1999 Metrology for World Class Manufacturing Awards: Winner (with Dr O.V. Kolosov), Category 1, Frontier Science and Measurement. “Ultrasonic Force Microscopy (UFM)”, ‘Kolosov and Briggs have demonstrated the effect on various materials and shown that UFM is capable of both high resolution and quantitative measurement.’
1999 Honorary Fellow of the Royal Microscopical Society. ‘This award is in recognition of your many outstanding achievements in various scanned probe microscopy techniques and their applications to the study of the mechanical and structural properties of surfaces over a very wide dimensional scale. Your recent development of the ultrasonic force microscope is an example of your innovative achievements.’
2007 Oxfordshire Science Writing Competition: 2nd Prize for article ‘Molecules are Real.’
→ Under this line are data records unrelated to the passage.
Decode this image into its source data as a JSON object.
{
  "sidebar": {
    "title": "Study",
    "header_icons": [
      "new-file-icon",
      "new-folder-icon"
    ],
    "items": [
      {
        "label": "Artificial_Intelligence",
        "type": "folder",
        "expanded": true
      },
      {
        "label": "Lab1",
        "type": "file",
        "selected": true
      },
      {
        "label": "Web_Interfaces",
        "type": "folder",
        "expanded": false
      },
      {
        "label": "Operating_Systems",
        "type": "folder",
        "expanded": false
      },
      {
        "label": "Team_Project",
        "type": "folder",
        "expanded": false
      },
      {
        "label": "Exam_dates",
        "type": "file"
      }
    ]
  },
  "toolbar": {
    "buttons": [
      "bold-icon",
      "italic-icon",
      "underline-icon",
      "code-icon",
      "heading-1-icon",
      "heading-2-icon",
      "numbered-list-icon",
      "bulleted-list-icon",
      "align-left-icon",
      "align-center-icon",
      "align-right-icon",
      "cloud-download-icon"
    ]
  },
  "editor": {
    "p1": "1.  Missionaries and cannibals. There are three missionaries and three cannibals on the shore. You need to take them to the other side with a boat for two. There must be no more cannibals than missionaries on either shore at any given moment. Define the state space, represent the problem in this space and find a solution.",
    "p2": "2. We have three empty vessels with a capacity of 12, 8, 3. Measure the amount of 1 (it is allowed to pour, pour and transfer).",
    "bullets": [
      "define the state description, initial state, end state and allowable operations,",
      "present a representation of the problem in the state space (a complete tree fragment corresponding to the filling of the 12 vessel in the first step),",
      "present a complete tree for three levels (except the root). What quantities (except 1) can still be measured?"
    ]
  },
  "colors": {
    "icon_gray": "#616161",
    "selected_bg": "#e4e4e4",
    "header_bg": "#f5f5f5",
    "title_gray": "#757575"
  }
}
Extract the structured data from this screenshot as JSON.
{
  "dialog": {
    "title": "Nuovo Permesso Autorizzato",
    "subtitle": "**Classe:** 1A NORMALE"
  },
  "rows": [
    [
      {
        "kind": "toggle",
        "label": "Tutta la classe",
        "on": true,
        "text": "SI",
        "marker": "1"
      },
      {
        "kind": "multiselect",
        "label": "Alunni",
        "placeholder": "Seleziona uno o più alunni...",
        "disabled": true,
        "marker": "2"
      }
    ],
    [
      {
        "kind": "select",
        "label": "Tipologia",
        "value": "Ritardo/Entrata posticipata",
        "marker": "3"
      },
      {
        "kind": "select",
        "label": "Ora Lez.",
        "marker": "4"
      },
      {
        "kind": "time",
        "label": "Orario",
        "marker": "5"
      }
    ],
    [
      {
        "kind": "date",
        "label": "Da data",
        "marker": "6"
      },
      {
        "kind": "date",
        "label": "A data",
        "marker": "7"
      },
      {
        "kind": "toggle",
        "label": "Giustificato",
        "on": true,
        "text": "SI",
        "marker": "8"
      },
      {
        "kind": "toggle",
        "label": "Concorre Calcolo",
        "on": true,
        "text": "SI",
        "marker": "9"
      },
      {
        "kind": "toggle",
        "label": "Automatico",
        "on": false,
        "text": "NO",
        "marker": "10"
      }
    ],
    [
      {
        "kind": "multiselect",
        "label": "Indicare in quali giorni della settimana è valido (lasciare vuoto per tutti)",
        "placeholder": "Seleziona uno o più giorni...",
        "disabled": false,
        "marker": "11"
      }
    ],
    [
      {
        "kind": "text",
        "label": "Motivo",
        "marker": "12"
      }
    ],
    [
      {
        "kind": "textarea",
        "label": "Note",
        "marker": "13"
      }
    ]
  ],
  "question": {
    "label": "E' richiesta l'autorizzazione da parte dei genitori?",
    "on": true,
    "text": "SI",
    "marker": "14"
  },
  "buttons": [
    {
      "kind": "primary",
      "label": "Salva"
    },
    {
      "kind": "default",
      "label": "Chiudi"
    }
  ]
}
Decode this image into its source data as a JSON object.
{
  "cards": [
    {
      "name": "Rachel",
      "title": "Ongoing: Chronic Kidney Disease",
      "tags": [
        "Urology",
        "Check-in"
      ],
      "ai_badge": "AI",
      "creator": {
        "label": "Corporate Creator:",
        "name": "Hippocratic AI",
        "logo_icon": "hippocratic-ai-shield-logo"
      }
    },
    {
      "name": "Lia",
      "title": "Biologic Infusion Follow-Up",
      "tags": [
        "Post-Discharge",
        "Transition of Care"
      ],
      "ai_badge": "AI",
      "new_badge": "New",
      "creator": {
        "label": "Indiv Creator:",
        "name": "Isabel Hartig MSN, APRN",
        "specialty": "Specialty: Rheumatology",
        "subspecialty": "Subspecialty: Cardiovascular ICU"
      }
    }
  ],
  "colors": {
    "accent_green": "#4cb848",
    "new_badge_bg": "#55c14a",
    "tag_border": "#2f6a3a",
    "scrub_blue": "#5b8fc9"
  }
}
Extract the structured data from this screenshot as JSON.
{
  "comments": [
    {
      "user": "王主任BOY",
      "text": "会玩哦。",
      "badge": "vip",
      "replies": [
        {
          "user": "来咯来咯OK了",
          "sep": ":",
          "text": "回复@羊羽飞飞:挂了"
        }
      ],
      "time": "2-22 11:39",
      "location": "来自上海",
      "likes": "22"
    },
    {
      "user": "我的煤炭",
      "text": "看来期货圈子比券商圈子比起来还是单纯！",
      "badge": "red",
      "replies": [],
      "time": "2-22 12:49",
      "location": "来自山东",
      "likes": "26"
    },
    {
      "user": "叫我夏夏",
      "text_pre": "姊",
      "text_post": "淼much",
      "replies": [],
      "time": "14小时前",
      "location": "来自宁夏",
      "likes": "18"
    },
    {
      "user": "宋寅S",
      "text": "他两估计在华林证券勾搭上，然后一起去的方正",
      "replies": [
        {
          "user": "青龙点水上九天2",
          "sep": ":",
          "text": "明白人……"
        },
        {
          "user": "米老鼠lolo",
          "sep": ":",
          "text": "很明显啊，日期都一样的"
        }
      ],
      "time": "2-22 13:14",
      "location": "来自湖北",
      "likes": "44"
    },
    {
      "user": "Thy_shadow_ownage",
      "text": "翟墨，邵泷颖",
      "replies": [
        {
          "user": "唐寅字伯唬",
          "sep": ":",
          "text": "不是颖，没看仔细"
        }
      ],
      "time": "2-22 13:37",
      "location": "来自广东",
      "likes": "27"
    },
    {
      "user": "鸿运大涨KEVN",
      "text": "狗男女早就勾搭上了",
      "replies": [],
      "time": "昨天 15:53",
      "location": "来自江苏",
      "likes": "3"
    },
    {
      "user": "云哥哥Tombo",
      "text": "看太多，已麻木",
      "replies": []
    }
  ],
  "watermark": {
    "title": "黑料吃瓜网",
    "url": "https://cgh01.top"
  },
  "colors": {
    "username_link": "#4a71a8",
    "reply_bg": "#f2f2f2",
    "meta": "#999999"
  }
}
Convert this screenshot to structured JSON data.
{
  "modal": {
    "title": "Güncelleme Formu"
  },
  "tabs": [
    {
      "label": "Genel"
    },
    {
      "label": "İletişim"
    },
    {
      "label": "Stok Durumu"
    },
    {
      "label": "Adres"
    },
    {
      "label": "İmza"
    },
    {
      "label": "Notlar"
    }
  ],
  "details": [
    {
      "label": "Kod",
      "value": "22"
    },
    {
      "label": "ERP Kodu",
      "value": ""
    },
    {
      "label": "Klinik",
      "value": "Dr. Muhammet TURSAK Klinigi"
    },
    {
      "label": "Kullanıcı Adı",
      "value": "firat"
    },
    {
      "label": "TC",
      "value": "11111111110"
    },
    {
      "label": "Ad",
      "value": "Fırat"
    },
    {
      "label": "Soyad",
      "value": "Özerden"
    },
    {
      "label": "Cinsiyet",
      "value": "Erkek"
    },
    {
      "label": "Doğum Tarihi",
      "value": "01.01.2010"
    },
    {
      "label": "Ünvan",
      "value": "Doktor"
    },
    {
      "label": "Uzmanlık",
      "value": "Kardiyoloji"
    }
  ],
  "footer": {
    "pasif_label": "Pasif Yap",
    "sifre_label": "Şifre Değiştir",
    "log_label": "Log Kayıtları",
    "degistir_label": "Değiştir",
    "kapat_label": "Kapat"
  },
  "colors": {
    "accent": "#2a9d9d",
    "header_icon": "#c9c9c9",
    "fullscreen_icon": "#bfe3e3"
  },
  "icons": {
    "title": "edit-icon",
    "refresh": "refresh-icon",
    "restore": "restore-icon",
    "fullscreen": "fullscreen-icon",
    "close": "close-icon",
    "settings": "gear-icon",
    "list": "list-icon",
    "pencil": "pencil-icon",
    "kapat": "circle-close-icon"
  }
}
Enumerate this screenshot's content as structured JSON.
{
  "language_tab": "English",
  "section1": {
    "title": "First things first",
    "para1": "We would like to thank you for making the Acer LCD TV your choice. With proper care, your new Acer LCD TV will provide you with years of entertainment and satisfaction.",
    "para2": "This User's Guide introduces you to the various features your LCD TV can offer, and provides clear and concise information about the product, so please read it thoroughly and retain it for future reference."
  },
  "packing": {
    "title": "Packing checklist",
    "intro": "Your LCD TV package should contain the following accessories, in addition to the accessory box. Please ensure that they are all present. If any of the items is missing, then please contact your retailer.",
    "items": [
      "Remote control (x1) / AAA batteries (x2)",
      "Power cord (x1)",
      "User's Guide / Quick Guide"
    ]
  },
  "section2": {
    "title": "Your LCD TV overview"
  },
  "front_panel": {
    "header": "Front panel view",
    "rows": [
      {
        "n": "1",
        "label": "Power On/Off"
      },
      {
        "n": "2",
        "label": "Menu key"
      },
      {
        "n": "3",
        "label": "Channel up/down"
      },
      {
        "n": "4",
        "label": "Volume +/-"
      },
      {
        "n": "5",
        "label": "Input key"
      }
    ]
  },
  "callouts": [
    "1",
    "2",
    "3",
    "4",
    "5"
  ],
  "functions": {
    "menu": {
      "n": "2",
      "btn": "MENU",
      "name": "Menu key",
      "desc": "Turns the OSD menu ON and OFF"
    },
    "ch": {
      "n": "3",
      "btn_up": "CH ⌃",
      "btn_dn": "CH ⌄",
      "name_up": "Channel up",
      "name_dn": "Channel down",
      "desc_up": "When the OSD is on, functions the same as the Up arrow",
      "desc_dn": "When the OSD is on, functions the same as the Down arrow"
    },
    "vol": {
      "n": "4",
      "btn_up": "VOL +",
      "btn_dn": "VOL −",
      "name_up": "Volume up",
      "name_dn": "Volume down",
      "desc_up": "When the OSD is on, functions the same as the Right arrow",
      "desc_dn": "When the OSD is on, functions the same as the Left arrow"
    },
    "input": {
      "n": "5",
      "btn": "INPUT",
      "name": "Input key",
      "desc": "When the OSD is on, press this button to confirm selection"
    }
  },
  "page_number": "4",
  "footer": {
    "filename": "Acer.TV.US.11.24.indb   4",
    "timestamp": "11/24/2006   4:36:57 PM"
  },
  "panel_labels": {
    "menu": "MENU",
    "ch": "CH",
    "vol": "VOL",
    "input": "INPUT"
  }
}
Peer Review College of the Engineering and Physical Sciences Research Council; Fellowships Committee of The Royal Commission for the Exhibition of 1851; Engineering Review Panel of the Newton International Fellowships; Board of Management of the Ian Ramsey Centre; Advisory Board of the McDonald Centre; Board of Electors to the Wilde Lectureship in Natural and Comparative Religion; Liveryman of the Worshipful Company of Clothworkers and Freeman of the City of London; Editorial Board of Science & Christian Belief; International Board of Advisors of the John Templeton Foundation.
Andrew Briggs is a practising Christian.